"We’re not going to slow down, we’re never going to stop and we’re not going to feel sorry for ourselves. And I don’t think there’s anything to be embarrassed about," Harbaugh told the Stoney and Jansen Show. "You just keep pushing forward. There’s some people who think athletic greatness is defined by perfection -- it’s not. It’s defined by overcoming obstacles and adversity."
For Michigan, one obstacle is an apparent lack of talent. The Wolverines were missing several starters against Wisconsin, but they don't have enough playmakers when healthy to keep up with the best teams in the Big Ten.
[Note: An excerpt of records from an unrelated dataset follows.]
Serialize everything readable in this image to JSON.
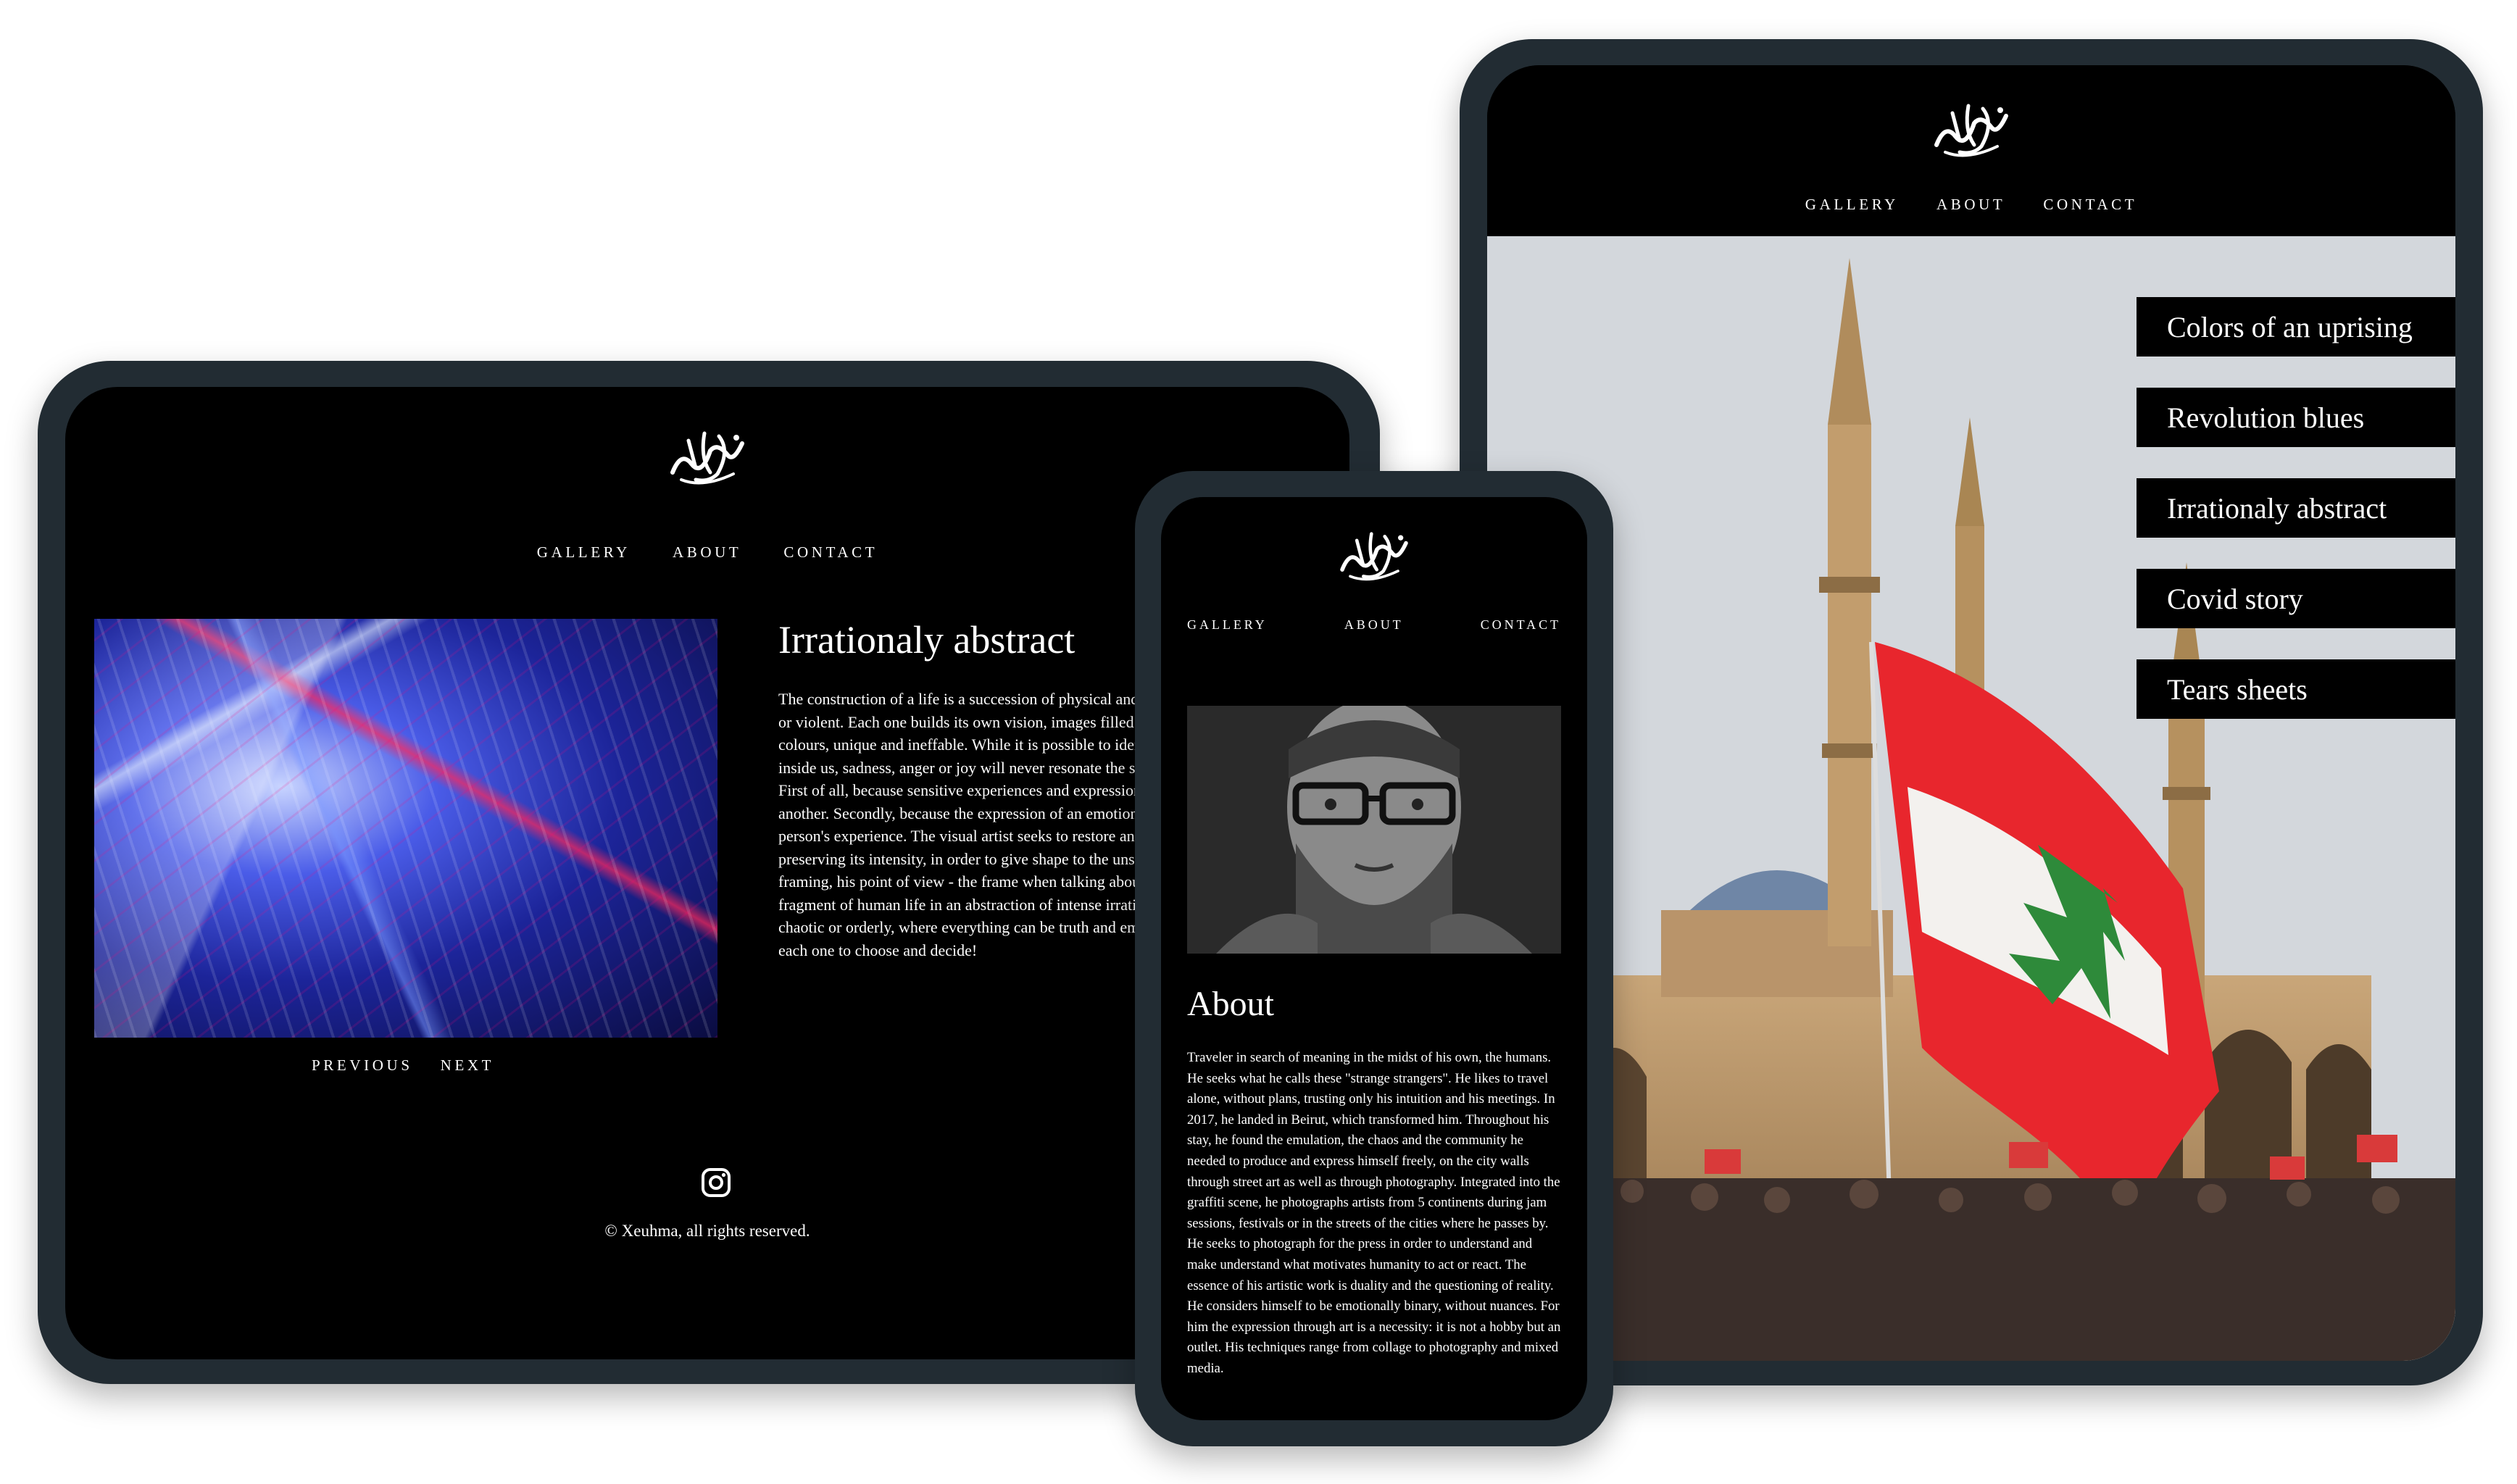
{
  "brand": {
    "logo_text": "Xeuhma"
  },
  "nav": {
    "gallery": "Gallery",
    "about": "About",
    "contact": "Contact"
  },
  "laptop": {
    "title": "Irrationaly abstract",
    "paragraph_1": "The construction of a life is a succession of physical and emotional experiences - subtle or violent. Each one builds its own vision, images filled with very personal shapes and colours, unique and ineffable. While it is possible to identify an emotion, what goes on inside us, sadness, anger or joy will never resonate the same from one person to another.",
    "paragraph_2": "First of all, because sensitive experiences and expression vary from one individual to another. Secondly, because the expression of an emotion varies according to each person's experience. The visual artist seeks to restore an emotion or an event, while preserving its intensity, in order to give shape to the unspeakable. By his choice, his framing, his point of view - the frame when talking about photography - he places a fragment of human life in an abstraction of intense irrationality. Simple or complex, chaotic or orderly, where everything can be truth and emotion, or simply reality. It's up to each one to choose and decide!",
    "previous": "Previous",
    "next": "Next",
    "copyright": "© Xeuhma, all rights reserved.",
    "art_alt_icon": "abstract-art-image"
  },
  "tablet": {
    "menu": [
      "Colors of an uprising",
      "Revolution blues",
      "Irrationaly abstract",
      "Covid story",
      "Tears sheets"
    ]
  },
  "phone": {
    "title": "About",
    "paragraph": "Traveler in search of meaning in the midst of his own, the humans. He seeks what he calls these \"strange strangers\". He likes to travel alone, without plans, trusting only his intuition and his meetings. In 2017, he landed in Beirut, which transformed him. Throughout his stay, he found the emulation, the chaos and the community he needed to produce and express himself freely, on the city walls through street art as well as through photography. Integrated into the graffiti scene, he photographs artists from 5 continents during jam sessions, festivals or in the streets of the cities where he passes by. He seeks to photograph for the press in order to understand and make understand what motivates humanity to act or react. The essence of his artistic work is duality and the questioning of reality. He considers himself to be emotionally binary, without nuances. For him the expression through art is a necessity: it is not a hobby but an outlet. His techniques range from collage to photography and mixed media."
  },
  "colors": {
    "device_frame": "#222c33",
    "screen": "#000000",
    "flag_red": "#e8262d",
    "flag_green": "#2e8a3a"
  }
}
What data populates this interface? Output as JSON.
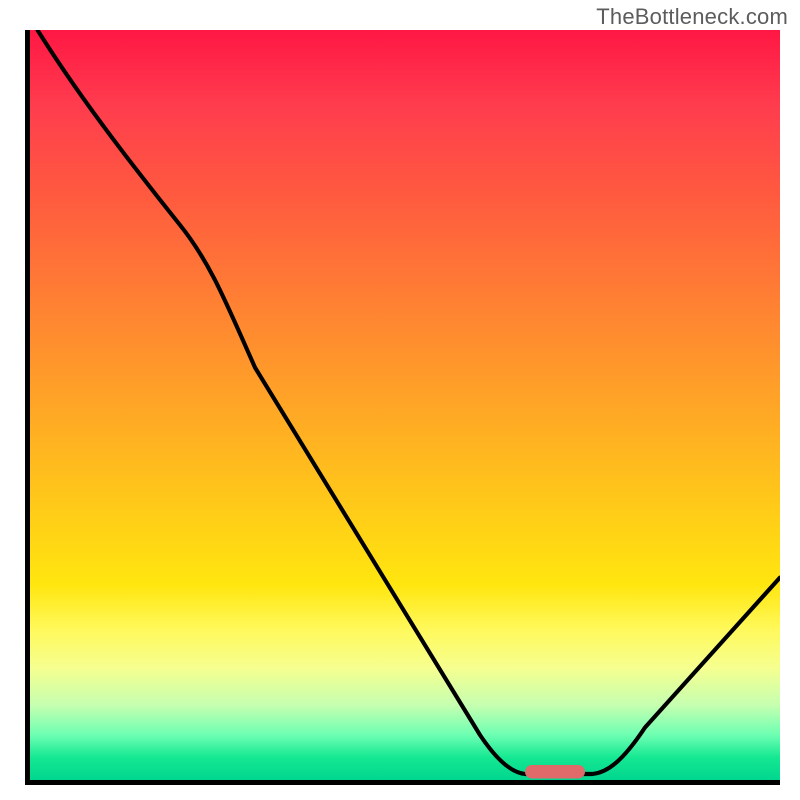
{
  "watermark": "TheBottleneck.com",
  "chart_data": {
    "type": "line",
    "title": "",
    "xlabel": "",
    "ylabel": "",
    "xlim": [
      0,
      100
    ],
    "ylim": [
      0,
      100
    ],
    "grid": false,
    "background": "gradient-red-to-green-vertical",
    "series": [
      {
        "name": "bottleneck-curve",
        "x": [
          1,
          10,
          20,
          30,
          40,
          50,
          60,
          66,
          70,
          75,
          80,
          90,
          100
        ],
        "y": [
          100,
          87,
          74,
          55,
          37,
          21,
          6,
          0,
          0,
          0,
          5,
          15,
          27
        ],
        "note": "y is approximate percentage (0 = bottom/green, 100 = top/red); curve has a broad minimum near x≈66-75"
      }
    ],
    "marker": {
      "name": "optimum-point",
      "x_range": [
        66,
        74
      ],
      "y": 0,
      "color": "#e06a6a",
      "shape": "rounded-bar"
    }
  }
}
"I think we do, I think we have the talent," Harbaugh said. "Some guys that were maybe not expected to play as much or as have as big of a role, find themselves in that role. And some are playing pretty good -- pretty darn good -- and will get even better. Some good snaps, have earned more time."
These are uncertain times for Harbaugh. His contract is up at Michigan after next season, and talks on an extension have seemingly stalled. There's increasing speculation that the two sides might part ways this offseason in an 'amicable divorce.'
For the purposes of recruiting, Michigan can't possibly retain Harbaugh as a lame-duck coach. He's the only Power Five coach with less than two years remaining on his deal. So either he gets an extension in the next few months or he departs altogether.
Does he still want to coach next season, with or without an extension?
"As I said, this is life-giving energy to me. Coming back, attacking this week, this is what I live for," Harbaugh said.
With each loss, the outside noise grows louder. Nationally and locally, Harbaugh is losing support. The growing consensus is that it's time for Michigan to move on.
Asked how he handles his critics, Harbaugh said, "That just depends on your interest and your willingness to listen to what they say. My interest is high in coaching this football team and doing everything possible to lead them and be their coach."
The Wolverines should get back on track this weekend with a trip to Rutgers. They close out the season with Penn State, Maryland and Ohio State. That 1967 team that also started 1-3 finished with four wins, and the head coach was gone a year later -- replaced by the legendary Bo Schembechler.
If a similar fate doesn't away this team and this coach, they better change the story soon.
"Every week, whether you win or lose, you go right to work on what you can improve. It’s always that process, and been at it pretty darn hard. Going to continue to do so," Harbaugh said. "There’s a great faith over here on this team that we’ll find a way."